Clearly, all gates at the input level have unique minimal-weight certificates (and the only gates g with W(g)= 0 are at the input level). Thus we can set tex2html_wrap_inline1474 (since each input bit and its negation are provided, along with the constant 1), and tex2html_wrap_inline1476 . A key part of the construction involves computing tex2html_wrap_inline832 and tex2html_wrap_inline834 from tex2html_wrap_inline1482 , at the same time checking that no gate has two minimal-weight certificates of weight k. Consider each gate g in turn. If g is an AND gate with inputs tex2html_wrap_inline1100 and tex2html_wrap_inline1102 and weights tex2html_wrap_inline1494 and tex2html_wrap_inline1496 connecting g to these inputs, then tex2html_wrap_inline1500 if and only if tex2html_wrap_inline1502 or ((W(g) > k-1) and ( tex2html_wrap_inline1506 )). If g is an OR gate, then it suffices to check, for each gate h that is connected to g by an edge of weight w, if tex2html_wrap_inline1502 or ((W(g) > k-1) and (W(h)+w=k)); if one such gate is found, then W(g) = k; if two such gates are found, then the circuit is not min-unique on input x. If no violations of this sort are found for any k, then C is min-unique on input x. The code shown in Figure gif formalizes these considerations.

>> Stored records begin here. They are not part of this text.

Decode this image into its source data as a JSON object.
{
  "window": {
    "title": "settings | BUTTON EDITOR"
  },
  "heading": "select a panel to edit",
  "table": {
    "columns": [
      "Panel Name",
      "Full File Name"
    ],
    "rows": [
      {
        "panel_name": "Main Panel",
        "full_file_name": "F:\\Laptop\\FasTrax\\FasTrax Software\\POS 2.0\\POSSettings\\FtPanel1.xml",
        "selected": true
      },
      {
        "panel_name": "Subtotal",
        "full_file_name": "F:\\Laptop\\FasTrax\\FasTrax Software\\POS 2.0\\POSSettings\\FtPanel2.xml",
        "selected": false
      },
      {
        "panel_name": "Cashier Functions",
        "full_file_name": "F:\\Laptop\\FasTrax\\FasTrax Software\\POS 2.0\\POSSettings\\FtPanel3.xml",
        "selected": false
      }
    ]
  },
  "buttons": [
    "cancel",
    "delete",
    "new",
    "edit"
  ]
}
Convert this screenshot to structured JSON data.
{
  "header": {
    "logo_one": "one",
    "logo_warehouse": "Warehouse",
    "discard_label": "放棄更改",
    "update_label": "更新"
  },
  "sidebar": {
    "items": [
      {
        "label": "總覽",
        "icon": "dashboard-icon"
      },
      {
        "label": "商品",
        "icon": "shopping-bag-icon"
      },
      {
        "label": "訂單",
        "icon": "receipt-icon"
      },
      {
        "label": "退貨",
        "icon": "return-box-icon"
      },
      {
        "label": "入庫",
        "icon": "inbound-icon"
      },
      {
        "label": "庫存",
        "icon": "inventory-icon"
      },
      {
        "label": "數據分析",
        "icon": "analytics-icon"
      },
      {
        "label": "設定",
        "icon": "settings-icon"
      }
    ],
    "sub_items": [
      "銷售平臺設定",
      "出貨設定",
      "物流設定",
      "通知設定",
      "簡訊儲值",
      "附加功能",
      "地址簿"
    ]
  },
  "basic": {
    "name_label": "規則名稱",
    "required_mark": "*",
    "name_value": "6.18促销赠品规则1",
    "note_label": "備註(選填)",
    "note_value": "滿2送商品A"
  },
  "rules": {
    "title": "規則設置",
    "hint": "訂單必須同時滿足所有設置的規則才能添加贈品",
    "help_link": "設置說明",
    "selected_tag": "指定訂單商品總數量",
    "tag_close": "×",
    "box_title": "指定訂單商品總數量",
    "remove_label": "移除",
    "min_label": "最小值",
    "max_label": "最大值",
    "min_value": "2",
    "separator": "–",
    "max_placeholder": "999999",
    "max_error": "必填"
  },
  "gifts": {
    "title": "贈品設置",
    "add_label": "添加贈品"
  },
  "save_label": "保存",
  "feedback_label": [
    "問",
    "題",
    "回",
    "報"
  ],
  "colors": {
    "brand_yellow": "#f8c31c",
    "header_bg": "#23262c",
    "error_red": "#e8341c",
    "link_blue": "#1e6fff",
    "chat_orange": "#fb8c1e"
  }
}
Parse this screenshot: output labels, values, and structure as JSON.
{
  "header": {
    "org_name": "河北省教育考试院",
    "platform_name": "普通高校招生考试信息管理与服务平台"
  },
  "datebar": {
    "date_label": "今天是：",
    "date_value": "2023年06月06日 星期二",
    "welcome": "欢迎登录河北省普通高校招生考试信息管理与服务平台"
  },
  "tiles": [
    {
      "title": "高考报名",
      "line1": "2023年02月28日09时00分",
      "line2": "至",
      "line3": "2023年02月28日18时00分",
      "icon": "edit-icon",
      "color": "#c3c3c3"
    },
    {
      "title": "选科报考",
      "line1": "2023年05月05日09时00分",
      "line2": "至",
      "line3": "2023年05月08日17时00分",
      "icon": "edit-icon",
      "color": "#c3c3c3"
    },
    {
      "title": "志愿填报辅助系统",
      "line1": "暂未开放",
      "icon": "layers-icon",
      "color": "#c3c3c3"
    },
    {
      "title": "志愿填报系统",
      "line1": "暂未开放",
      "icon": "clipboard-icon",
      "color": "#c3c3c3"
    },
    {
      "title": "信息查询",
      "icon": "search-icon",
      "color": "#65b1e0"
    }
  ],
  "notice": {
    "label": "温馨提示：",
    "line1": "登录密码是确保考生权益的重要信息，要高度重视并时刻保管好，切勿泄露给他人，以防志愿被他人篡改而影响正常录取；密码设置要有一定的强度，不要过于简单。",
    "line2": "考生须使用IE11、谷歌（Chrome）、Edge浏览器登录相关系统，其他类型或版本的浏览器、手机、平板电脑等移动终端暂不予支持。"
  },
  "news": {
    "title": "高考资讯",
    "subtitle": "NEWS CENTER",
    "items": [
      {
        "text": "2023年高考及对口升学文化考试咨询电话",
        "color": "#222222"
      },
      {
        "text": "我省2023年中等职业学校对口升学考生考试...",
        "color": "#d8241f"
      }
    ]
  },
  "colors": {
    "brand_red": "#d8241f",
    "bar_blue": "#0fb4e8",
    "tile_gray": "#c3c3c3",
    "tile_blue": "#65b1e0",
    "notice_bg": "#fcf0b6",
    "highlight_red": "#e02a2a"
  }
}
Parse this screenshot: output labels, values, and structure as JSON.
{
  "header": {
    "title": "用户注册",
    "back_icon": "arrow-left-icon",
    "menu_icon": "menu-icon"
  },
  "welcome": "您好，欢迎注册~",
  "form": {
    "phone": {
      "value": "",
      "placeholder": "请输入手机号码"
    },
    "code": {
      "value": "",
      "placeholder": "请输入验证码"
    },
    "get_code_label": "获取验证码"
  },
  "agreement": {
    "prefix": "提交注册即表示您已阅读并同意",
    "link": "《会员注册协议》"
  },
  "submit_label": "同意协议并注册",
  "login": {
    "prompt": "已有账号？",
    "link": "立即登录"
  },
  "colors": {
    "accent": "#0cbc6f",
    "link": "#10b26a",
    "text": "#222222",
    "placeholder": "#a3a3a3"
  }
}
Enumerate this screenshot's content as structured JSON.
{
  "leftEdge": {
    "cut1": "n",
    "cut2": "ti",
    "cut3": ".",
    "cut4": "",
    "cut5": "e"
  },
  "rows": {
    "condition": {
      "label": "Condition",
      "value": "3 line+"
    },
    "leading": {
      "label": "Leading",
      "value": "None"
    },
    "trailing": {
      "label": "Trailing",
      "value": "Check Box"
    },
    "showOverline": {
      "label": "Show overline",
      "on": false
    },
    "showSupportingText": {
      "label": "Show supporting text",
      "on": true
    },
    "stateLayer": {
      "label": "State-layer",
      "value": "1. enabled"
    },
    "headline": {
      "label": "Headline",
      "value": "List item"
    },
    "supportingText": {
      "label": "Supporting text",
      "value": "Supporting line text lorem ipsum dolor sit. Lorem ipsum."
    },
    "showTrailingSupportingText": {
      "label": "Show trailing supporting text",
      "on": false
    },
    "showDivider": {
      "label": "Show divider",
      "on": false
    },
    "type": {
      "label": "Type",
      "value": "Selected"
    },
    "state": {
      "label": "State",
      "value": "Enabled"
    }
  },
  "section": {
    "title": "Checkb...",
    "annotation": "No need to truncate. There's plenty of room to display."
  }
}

Figure: Computing tex2html_wrap_inline832 and tex2html_wrap_inline834 .

Evaluating a given circuit tex2html_wrap_inline1290 is now expressed by the routine shown in Figure gif.

Figure: Evaluating a circuit.

Given the sequence tex2html_wrap_inline1342 , the routine processes each tex2html_wrap_inline1290 in turn. If tex2html_wrap_inline1290 is not is min-unique on input x, then one unique computation path of the routine returns the value BAD.CIRCUIT and goes on to process tex2html_wrap_inline1352 ; all other computation paths halt and reject. Otherwise, the routine has a unique accepting path if tex2html_wrap_inline1622 , and if this is not the case the routine halts with no accepting computation paths.


next up previous
Next: Discussion and Open Problems Up: Making Nondeterminism Unambiguous Previous: Nondeterministic Logspace

Klaus Reinhardt
Mon Apr 28 16:41:00 MST 1997